─── Supplied information

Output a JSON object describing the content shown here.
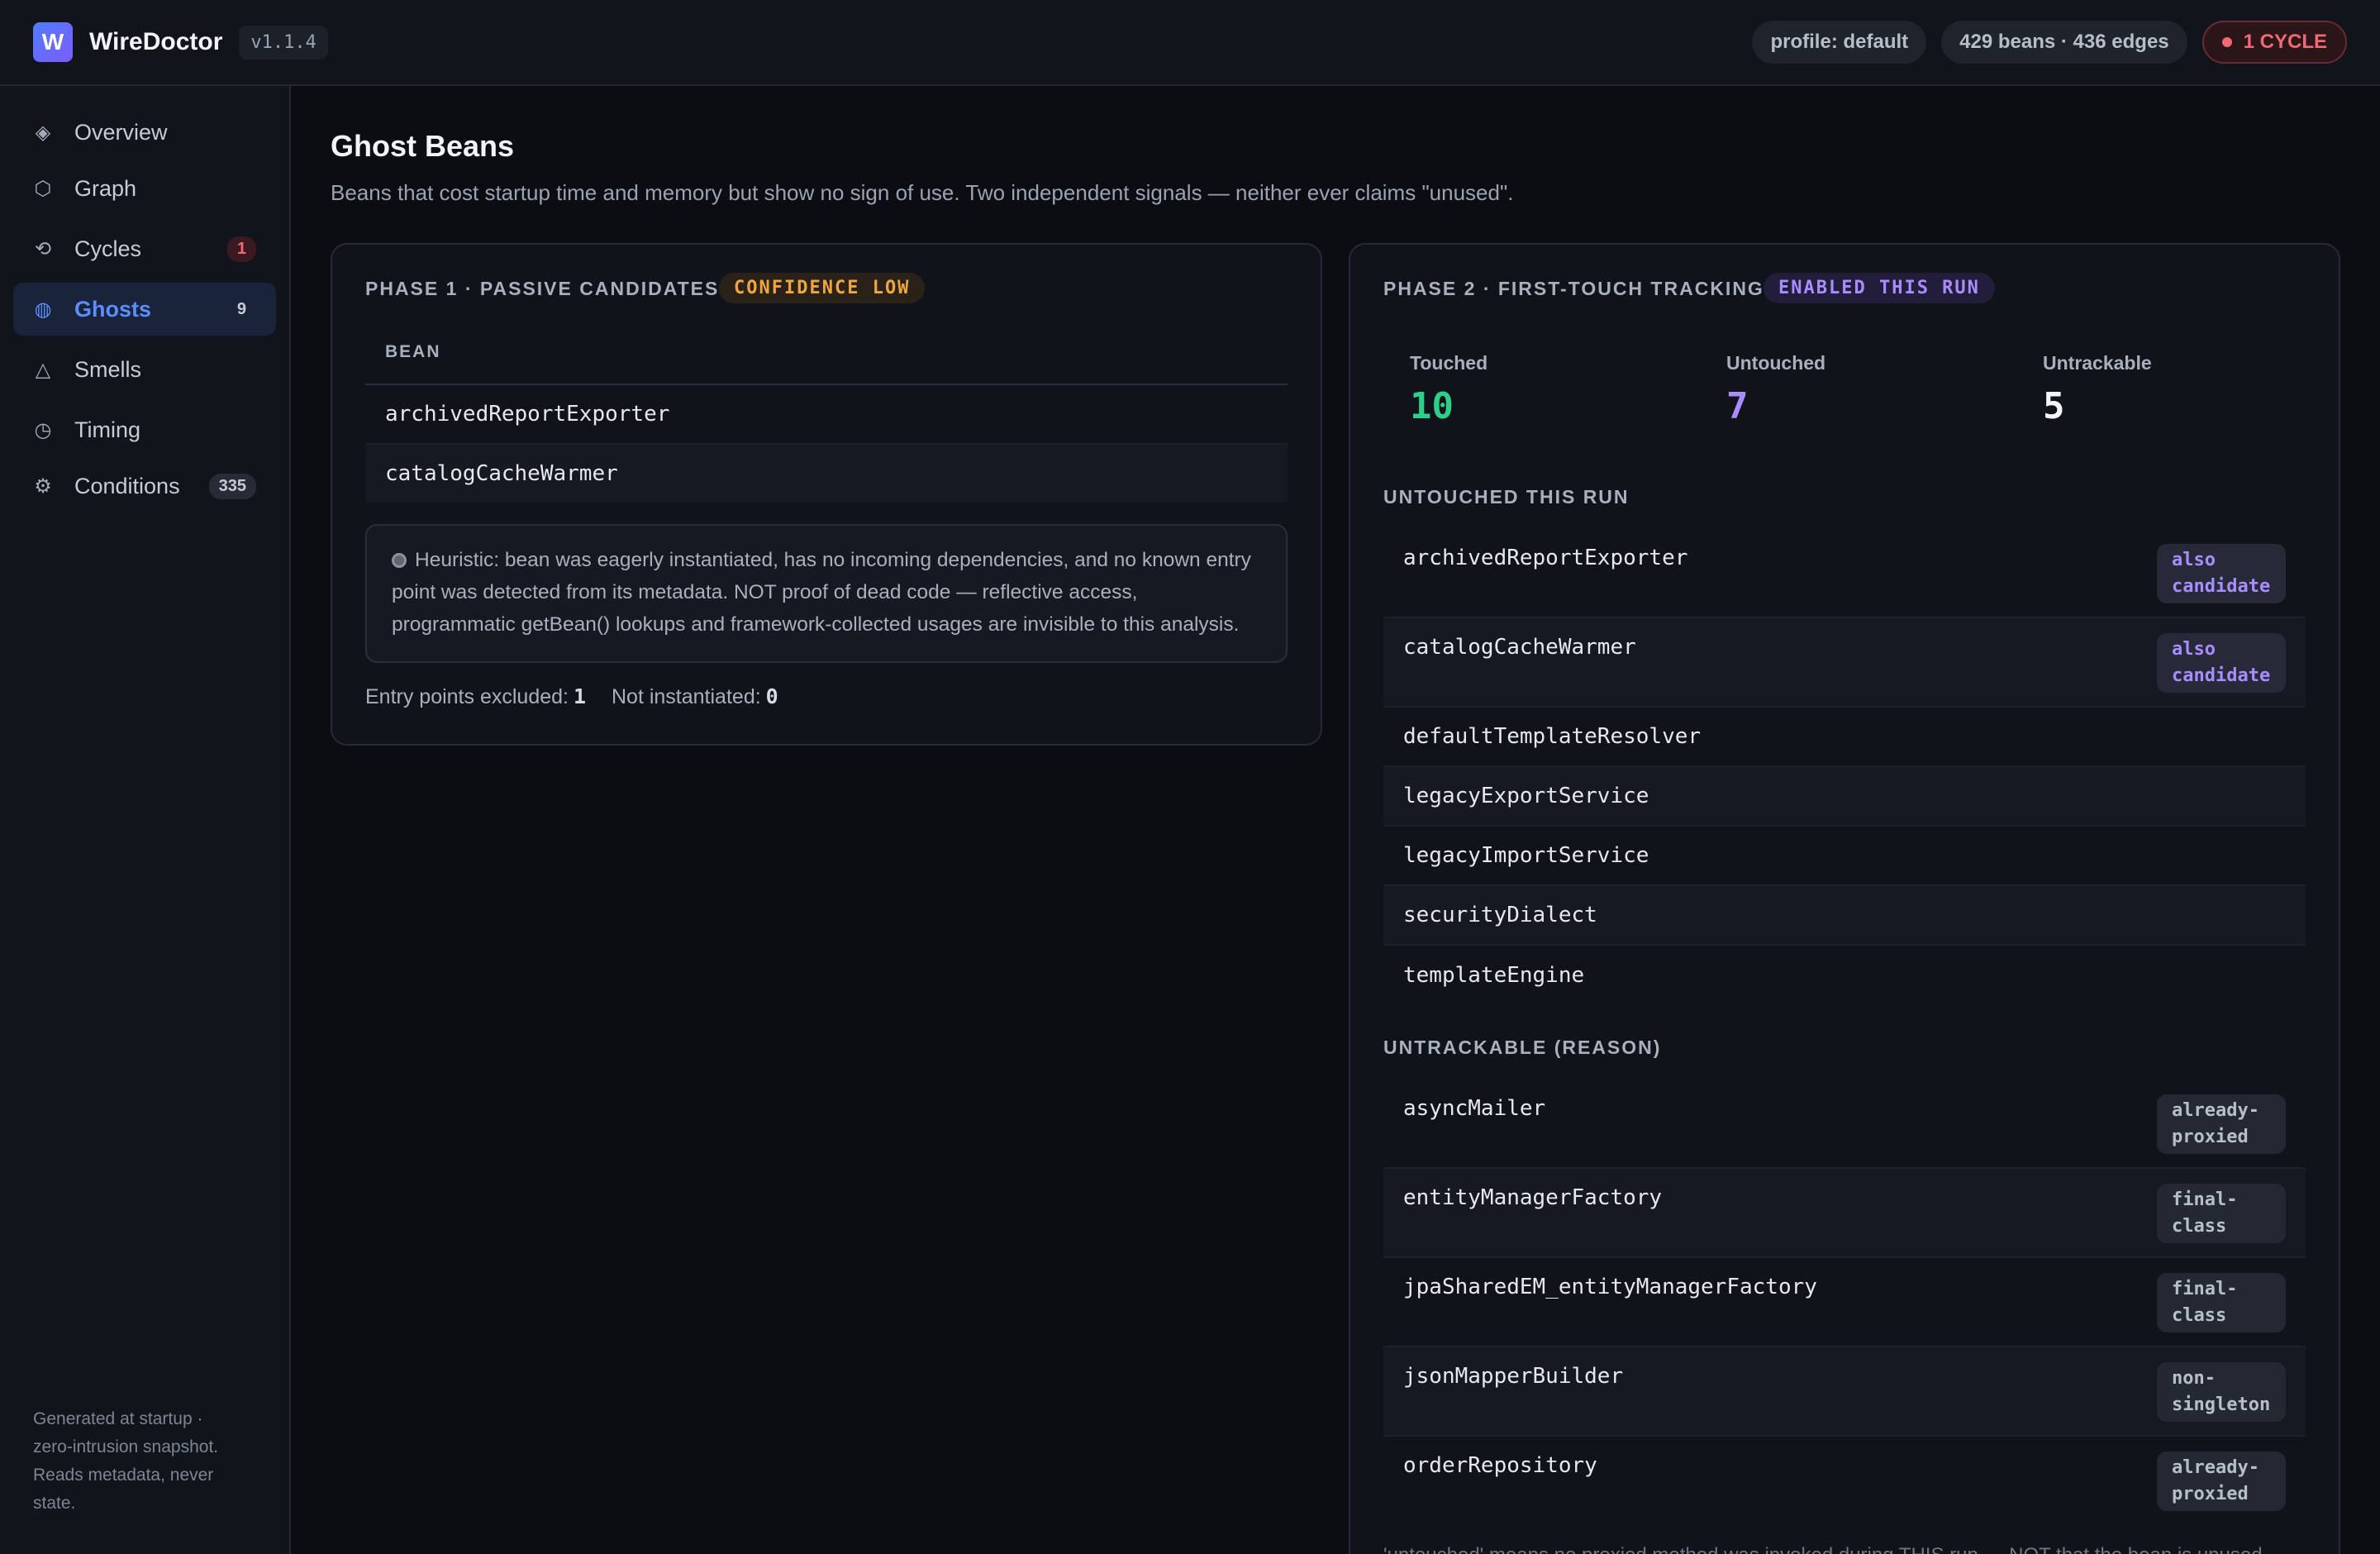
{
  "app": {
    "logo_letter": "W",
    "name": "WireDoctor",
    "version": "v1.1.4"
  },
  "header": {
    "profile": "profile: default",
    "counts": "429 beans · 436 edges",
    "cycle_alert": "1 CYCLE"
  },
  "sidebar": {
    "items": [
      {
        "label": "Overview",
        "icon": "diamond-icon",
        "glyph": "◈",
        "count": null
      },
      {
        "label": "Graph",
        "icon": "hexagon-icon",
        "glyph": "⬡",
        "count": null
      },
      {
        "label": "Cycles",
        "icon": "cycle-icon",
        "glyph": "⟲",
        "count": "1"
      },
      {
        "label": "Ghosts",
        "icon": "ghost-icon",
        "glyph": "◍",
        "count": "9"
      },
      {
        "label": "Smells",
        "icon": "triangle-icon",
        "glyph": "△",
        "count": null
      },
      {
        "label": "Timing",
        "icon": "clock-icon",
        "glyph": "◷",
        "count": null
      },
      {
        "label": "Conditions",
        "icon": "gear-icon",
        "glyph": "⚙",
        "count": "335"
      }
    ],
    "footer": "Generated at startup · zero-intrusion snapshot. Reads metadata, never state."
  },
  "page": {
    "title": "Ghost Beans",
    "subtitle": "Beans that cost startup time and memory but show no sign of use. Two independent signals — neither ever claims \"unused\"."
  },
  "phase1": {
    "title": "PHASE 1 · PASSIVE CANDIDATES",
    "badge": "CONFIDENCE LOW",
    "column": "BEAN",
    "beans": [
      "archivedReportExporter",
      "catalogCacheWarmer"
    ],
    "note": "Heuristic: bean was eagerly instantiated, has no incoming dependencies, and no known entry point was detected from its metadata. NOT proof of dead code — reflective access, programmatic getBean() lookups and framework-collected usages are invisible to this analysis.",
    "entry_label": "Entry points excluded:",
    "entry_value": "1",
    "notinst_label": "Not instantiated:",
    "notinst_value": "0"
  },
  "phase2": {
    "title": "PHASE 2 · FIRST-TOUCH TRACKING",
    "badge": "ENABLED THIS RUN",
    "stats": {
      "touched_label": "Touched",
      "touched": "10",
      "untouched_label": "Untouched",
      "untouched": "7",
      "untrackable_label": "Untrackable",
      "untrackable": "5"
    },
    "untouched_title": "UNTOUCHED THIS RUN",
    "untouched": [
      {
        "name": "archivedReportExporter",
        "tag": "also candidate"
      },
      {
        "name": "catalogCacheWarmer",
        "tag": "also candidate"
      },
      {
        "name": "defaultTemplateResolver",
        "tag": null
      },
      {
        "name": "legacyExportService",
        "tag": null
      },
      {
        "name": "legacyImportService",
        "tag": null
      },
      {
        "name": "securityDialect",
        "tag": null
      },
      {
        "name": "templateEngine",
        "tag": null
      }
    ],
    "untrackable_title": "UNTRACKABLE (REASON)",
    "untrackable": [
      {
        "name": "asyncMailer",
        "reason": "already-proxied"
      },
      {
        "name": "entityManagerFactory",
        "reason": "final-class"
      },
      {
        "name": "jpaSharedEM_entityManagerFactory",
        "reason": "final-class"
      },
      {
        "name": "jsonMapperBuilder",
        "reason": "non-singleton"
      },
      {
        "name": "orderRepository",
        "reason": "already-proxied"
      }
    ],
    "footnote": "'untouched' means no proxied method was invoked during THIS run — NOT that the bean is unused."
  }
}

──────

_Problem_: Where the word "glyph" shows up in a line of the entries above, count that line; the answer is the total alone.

_Output for this task_: 7